He is a more confident bowler now. Soon he lured Smith down the pitch and beat him, Healy took off the bails, and umpire Mervyn Kitchen paused and signalled for Chris Balderstone, in the pavilion, to make judgement by television replay. After a long interlude, three replays and a slow hand-clap Kitchen gave Smith out.

The wait was 85 seconds by press-box timing, but only 50 according to the Test and County Cricket Board, giving encouragement to those who think they are hastening the pace of change unduly. While Smith did not have to wait as long as Gatting did when bowled at Old Trafford, the delay should have been shorter. In South Africa, where the system originated, an inferior television company produces more replays more quickly, mainly because it does not constantly switch to pictures of the umpire.

Practice should improve matters, although it appears to have little effect on England's cricket. The TCCB was pleased with the system, if not the immediate consequence, their press officer Ken Lawrence saying: 'The Board is very happy that the right decision was reached.' Balderstone said: 'It has worked superbly.

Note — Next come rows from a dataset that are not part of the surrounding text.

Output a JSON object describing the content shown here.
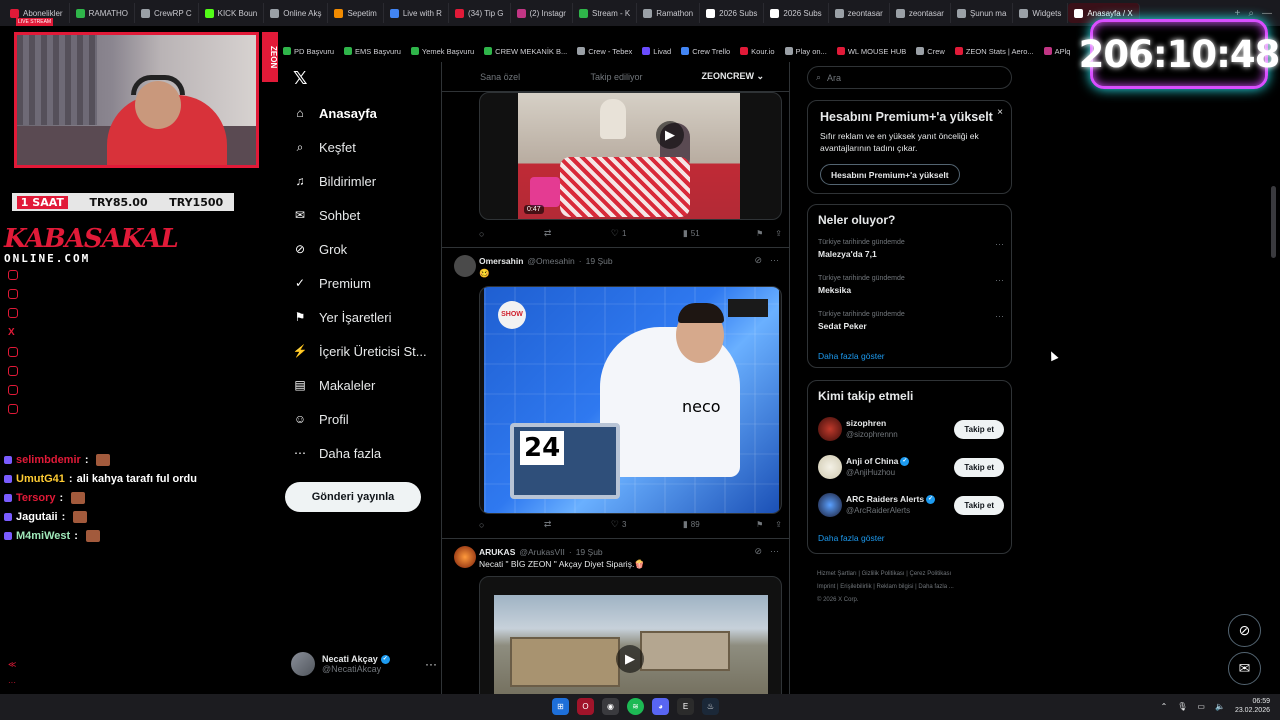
{
  "browser": {
    "tabs": [
      {
        "label": "Abonelikler",
        "color": "#e11a38"
      },
      {
        "label": "RAMATHO",
        "color": "#2fb54a"
      },
      {
        "label": "CrewRP C",
        "color": "#9aa0a6"
      },
      {
        "label": "KICK Boun",
        "color": "#53fc18"
      },
      {
        "label": "Online Akş",
        "color": "#9aa0a6"
      },
      {
        "label": "Sepetim",
        "color": "#f28b00"
      },
      {
        "label": "Live with R",
        "color": "#4285f4"
      },
      {
        "label": "(34) Tip G",
        "color": "#e11a38"
      },
      {
        "label": "(2) Instagr",
        "color": "#c13584"
      },
      {
        "label": "Stream - K",
        "color": "#2fb54a"
      },
      {
        "label": "Ramathon",
        "color": "#9aa0a6"
      },
      {
        "label": "2026 Subs",
        "color": "#fff"
      },
      {
        "label": "2026 Subs",
        "color": "#fff"
      },
      {
        "label": "zeontasar",
        "color": "#9aa0a6"
      },
      {
        "label": "zeontasar",
        "color": "#9aa0a6"
      },
      {
        "label": "Şunun ma",
        "color": "#9aa0a6"
      },
      {
        "label": "Widgets",
        "color": "#9aa0a6"
      },
      {
        "label": "Anasayfa / X",
        "color": "#fff",
        "active": true
      }
    ],
    "bookmarks": [
      "PD Başvuru",
      "EMS Başvuru",
      "Yemek Başvuru",
      "CREW MEKANİK B...",
      "Crew - Tebex",
      "Livad",
      "Crew Trello",
      "Kour.io",
      "Play on...",
      "WL MOUSE HUB",
      "Crew",
      "ZEON Stats | Aero...",
      "APlq"
    ]
  },
  "stream": {
    "live_label": "LIVE STREAM",
    "zeon_label": "ZEON",
    "sub_goal": {
      "duration": "1 SAAT",
      "price1": "TRY85.00",
      "price2": "TRY1500"
    },
    "brand_name": "KABASAKAL",
    "brand_domain": "ONLINE.COM",
    "timer": "206:10:48",
    "chat": [
      {
        "user": "selimbdemir",
        "message": "",
        "color": "#e11a38"
      },
      {
        "user": "UmutG41",
        "message": "ali kahya tarafı ful ordu",
        "color": "#ffcc33"
      },
      {
        "user": "Tersory",
        "message": "",
        "color": "#e11a38"
      },
      {
        "user": "Jagutaii",
        "message": "",
        "color": "#ffffff"
      },
      {
        "user": "M4miWest",
        "message": "",
        "color": "#9ee7b8"
      }
    ]
  },
  "nav": {
    "items": [
      {
        "label": "Anasayfa",
        "icon": "home-icon",
        "active": true
      },
      {
        "label": "Keşfet",
        "icon": "search-icon"
      },
      {
        "label": "Bildirimler",
        "icon": "bell-icon"
      },
      {
        "label": "Sohbet",
        "icon": "mail-icon"
      },
      {
        "label": "Grok",
        "icon": "grok-icon"
      },
      {
        "label": "Premium",
        "icon": "premium-icon"
      },
      {
        "label": "Yer İşaretleri",
        "icon": "bookmark-icon"
      },
      {
        "label": "İçerik Üreticisi St...",
        "icon": "creator-icon"
      },
      {
        "label": "Makaleler",
        "icon": "article-icon"
      },
      {
        "label": "Profil",
        "icon": "profile-icon"
      },
      {
        "label": "Daha fazla",
        "icon": "more-icon"
      }
    ],
    "post_button": "Gönderi yayınla",
    "profile": {
      "name": "Necati Akçay",
      "handle": "@NecatiAkcay"
    }
  },
  "feed": {
    "tabs": [
      "Sana özel",
      "Takip ediliyor",
      "ZEONCREW"
    ],
    "posts": [
      {
        "duration": "0:47",
        "replies": "",
        "reposts": "",
        "likes": "1",
        "views": "51"
      },
      {
        "name": "Omersahin",
        "handle": "@Omesahin",
        "date": "19 Şub",
        "text": "🥴",
        "media_caption": "neco",
        "media_number": "24",
        "media_logo": "SHOW",
        "replies": "",
        "reposts": "",
        "likes": "3",
        "views": "89"
      },
      {
        "name": "ARUKAS",
        "handle": "@ArukasVII",
        "date": "19 Şub",
        "text": "Necati \" BİG ZEON \" Akçay  Diyet Sipariş.🍿"
      }
    ]
  },
  "rail": {
    "search_placeholder": "Ara",
    "premium": {
      "title": "Hesabını Premium+'a yükselt",
      "desc": "Sıfır reklam ve en yüksek yanıt önceliği ek avantajlarının tadını çıkar.",
      "button": "Hesabını Premium+'a yükselt",
      "close": "×"
    },
    "trends_title": "Neler oluyor?",
    "trends": [
      {
        "context": "Türkiye tarihinde gündemde",
        "name": "Malezya'da 7,1"
      },
      {
        "context": "Türkiye tarihinde gündemde",
        "name": "Meksika"
      },
      {
        "context": "Türkiye tarihinde gündemde",
        "name": "Sedat Peker"
      }
    ],
    "show_more": "Daha fazla göster",
    "who_title": "Kimi takip etmeli",
    "follow": [
      {
        "name": "sizophren",
        "handle": "@sizophrennn",
        "verified": false,
        "button": "Takip et"
      },
      {
        "name": "Anji of China",
        "handle": "@AnjiHuzhou",
        "verified": true,
        "button": "Takip et"
      },
      {
        "name": "ARC Raiders Alerts",
        "handle": "@ArcRaiderAlerts",
        "verified": true,
        "button": "Takip et"
      }
    ],
    "footer": [
      "Hizmet Şartları",
      "Gizlilik Politikası",
      "Çerez Politikası",
      "Imprint",
      "Erişilebilirlik",
      "Reklam bilgisi",
      "Daha fazla ...",
      "© 2026 X Corp."
    ]
  },
  "taskbar": {
    "time": "06:59",
    "date": "23.02.2026"
  }
}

Hughes returned to take his bunny, Graeme Hick, caught for 20. He was at least attacking rather than fending off the short ball, even if it was too close to cut. Alec Stewart, joining his captaincy rival Atherton at the crease for the first time since was run out they were protagonists in a controversial run- out in Bombay, could have perished for nought before being harshly judged leg before the last ball before tea. The interval refreshments, it may be assumed, were eaten with spoons, the dressing room having been cleared of sharp objects to prevent Graham Gooch committing hari-kari.

Seven balls after the break Lewis was clearly leg before, misreading Warne's flipper. Then Foster was given out caught at silly point by the sort of decision that will soon see calls for the third umpire to adjudicate on catches and lbws - a dangerous idea.

All the while Atherton had remained, but now he drove at Warne and was bowled off his foot. He deserved a century. But if he maintains this form he may gain an even bigger prize by the end of the summer.

(Photograph omitted)